Exercise aim:
Count how many lines below include the word "active". Answer with a number only.
[[ Information, beginning ]]
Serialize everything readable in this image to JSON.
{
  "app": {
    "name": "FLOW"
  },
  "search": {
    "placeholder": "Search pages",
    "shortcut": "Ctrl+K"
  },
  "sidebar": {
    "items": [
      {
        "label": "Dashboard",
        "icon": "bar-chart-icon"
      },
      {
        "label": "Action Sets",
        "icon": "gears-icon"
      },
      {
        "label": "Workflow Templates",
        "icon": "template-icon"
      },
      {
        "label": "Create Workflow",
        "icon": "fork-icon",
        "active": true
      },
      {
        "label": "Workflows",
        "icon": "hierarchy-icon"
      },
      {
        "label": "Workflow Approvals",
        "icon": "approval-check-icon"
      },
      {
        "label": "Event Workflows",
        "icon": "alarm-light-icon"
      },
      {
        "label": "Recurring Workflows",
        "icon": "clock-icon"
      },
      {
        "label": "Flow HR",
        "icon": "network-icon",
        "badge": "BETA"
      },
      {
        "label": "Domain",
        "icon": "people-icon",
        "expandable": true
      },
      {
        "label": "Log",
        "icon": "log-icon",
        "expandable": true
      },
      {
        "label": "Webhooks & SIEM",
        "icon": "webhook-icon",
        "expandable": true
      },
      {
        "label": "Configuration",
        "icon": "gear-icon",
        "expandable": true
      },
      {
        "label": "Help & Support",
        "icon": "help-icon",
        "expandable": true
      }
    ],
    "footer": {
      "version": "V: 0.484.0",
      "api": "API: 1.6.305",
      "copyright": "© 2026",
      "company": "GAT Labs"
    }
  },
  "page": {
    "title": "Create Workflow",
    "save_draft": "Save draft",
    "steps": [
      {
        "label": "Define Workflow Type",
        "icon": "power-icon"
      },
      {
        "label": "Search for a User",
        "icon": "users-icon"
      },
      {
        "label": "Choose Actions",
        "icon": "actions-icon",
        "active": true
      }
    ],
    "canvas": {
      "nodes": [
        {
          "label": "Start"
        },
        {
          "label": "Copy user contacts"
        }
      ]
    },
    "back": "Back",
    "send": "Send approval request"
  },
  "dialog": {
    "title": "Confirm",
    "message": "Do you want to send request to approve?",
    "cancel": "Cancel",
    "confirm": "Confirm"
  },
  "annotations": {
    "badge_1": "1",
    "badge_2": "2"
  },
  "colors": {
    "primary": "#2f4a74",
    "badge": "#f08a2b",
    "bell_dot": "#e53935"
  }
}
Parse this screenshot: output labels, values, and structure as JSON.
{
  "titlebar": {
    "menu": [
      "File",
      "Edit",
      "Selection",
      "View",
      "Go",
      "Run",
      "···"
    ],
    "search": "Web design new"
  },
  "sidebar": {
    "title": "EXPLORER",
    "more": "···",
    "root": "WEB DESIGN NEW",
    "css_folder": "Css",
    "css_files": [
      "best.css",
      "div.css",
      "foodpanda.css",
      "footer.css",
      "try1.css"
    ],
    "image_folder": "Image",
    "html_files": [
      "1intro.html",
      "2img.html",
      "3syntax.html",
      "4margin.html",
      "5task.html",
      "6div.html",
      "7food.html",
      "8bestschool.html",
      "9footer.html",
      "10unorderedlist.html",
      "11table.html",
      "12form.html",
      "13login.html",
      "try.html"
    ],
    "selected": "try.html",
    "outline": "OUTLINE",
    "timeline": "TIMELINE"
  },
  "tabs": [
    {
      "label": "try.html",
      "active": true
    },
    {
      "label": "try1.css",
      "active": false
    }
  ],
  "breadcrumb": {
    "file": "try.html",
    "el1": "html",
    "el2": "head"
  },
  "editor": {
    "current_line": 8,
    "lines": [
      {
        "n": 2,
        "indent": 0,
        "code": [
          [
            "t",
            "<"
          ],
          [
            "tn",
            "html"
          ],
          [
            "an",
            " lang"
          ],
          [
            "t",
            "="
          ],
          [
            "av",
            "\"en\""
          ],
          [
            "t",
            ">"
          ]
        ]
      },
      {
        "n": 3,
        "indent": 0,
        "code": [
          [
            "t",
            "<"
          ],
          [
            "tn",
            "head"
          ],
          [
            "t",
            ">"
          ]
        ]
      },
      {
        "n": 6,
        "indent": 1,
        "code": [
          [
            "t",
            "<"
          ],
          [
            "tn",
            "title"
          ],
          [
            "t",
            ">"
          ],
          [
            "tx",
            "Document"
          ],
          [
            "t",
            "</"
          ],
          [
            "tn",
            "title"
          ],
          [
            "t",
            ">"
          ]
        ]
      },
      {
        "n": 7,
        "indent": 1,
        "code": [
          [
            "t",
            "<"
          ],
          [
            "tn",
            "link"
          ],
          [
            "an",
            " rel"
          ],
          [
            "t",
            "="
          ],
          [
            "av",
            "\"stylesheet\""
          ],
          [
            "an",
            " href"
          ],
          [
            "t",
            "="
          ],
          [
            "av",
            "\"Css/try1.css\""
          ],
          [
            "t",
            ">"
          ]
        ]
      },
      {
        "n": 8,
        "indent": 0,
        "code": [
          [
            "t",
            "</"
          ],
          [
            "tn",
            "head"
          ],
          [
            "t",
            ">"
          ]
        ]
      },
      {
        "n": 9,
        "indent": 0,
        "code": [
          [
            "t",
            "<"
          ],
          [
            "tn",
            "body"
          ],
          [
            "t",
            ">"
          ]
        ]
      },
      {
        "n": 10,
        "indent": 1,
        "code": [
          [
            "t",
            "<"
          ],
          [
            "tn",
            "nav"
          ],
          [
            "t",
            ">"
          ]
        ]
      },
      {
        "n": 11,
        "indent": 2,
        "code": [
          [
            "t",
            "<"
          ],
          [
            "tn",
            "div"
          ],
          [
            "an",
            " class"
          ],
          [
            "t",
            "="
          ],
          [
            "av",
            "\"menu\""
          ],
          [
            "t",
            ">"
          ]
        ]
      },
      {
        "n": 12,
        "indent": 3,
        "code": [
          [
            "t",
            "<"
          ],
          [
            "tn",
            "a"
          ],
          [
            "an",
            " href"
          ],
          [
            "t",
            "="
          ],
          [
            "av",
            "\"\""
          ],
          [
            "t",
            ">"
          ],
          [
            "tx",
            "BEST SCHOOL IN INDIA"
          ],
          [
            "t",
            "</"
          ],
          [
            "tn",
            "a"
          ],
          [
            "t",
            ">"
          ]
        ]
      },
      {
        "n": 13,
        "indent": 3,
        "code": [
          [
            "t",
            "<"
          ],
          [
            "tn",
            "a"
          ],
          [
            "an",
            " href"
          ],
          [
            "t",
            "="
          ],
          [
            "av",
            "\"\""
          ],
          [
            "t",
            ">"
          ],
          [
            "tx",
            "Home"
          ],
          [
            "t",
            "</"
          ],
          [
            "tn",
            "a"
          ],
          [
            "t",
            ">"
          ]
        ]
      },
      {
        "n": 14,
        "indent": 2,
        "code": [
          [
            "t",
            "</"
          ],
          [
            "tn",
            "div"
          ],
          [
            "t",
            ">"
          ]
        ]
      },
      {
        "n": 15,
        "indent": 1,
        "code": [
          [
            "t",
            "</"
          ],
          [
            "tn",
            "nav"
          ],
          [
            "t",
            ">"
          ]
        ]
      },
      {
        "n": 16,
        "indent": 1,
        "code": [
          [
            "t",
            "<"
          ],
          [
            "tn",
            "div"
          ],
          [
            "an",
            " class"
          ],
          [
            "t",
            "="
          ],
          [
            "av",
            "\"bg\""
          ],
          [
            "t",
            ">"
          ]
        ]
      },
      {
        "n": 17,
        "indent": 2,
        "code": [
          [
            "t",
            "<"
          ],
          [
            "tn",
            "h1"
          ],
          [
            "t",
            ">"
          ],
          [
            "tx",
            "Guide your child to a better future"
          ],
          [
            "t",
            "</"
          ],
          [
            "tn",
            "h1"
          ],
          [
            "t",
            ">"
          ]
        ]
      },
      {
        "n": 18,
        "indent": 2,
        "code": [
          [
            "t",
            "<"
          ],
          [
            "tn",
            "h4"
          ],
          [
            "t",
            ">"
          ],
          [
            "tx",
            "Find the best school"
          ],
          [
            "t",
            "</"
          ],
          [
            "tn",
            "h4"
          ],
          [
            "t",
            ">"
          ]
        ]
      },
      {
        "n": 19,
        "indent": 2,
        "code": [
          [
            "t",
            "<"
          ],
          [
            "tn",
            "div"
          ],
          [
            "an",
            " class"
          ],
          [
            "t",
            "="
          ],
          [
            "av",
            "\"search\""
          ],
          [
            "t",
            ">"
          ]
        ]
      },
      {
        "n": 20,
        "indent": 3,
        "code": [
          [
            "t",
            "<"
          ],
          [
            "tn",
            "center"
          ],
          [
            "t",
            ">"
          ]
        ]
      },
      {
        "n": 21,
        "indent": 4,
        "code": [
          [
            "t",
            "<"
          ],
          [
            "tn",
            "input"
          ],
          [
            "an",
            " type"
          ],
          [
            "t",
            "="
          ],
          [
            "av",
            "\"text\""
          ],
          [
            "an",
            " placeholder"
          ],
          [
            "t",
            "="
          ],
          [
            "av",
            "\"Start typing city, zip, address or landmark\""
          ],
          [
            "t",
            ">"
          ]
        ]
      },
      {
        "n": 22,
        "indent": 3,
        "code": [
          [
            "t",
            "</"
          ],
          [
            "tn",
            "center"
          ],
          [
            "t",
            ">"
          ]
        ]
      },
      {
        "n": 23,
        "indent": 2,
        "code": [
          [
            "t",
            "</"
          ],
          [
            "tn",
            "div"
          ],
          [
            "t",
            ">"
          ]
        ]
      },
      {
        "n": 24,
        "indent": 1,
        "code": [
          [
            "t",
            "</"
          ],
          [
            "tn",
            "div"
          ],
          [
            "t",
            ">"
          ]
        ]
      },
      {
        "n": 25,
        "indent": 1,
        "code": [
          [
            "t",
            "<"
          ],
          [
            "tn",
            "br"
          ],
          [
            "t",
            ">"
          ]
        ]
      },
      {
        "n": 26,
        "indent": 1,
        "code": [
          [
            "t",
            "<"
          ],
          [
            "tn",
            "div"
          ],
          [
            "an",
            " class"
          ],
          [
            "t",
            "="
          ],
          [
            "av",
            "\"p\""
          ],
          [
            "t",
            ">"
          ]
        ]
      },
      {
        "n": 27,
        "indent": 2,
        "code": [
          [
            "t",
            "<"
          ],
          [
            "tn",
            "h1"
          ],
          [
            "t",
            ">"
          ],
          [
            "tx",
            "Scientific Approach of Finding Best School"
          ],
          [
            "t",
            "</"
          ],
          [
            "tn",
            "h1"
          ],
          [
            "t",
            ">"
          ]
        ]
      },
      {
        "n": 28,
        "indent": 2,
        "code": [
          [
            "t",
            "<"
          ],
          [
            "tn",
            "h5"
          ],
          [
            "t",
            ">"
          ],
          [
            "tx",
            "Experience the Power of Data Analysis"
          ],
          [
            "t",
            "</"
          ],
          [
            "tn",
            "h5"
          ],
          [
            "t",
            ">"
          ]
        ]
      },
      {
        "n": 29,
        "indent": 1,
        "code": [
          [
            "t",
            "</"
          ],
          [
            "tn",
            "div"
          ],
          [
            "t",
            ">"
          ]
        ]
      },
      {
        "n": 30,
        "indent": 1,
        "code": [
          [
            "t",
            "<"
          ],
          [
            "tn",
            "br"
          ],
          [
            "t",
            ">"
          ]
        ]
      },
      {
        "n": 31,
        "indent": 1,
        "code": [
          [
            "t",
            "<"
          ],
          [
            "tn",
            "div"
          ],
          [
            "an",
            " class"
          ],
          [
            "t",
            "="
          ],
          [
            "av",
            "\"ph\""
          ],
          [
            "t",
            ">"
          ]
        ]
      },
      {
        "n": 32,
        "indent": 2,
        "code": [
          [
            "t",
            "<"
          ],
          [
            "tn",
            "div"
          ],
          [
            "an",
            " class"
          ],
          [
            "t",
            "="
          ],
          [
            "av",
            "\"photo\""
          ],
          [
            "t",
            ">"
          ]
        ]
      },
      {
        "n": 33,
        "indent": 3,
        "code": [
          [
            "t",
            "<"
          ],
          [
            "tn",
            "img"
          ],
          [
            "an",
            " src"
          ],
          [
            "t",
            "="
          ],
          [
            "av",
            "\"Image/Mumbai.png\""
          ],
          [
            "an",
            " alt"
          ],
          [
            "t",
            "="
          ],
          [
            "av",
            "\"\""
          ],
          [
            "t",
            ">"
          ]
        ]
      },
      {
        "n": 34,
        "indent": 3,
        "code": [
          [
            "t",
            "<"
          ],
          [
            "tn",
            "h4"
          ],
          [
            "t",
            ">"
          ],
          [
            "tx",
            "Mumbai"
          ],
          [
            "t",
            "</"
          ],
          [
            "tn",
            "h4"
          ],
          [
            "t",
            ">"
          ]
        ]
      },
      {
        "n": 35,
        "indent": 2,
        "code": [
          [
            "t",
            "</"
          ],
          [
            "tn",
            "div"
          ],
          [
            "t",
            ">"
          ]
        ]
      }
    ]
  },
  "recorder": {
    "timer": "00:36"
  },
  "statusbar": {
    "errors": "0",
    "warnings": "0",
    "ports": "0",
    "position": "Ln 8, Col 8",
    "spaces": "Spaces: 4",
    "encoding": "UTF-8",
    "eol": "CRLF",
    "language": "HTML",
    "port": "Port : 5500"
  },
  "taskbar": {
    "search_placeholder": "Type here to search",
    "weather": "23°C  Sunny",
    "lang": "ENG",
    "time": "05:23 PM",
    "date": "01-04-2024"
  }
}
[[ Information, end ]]
Task response:
4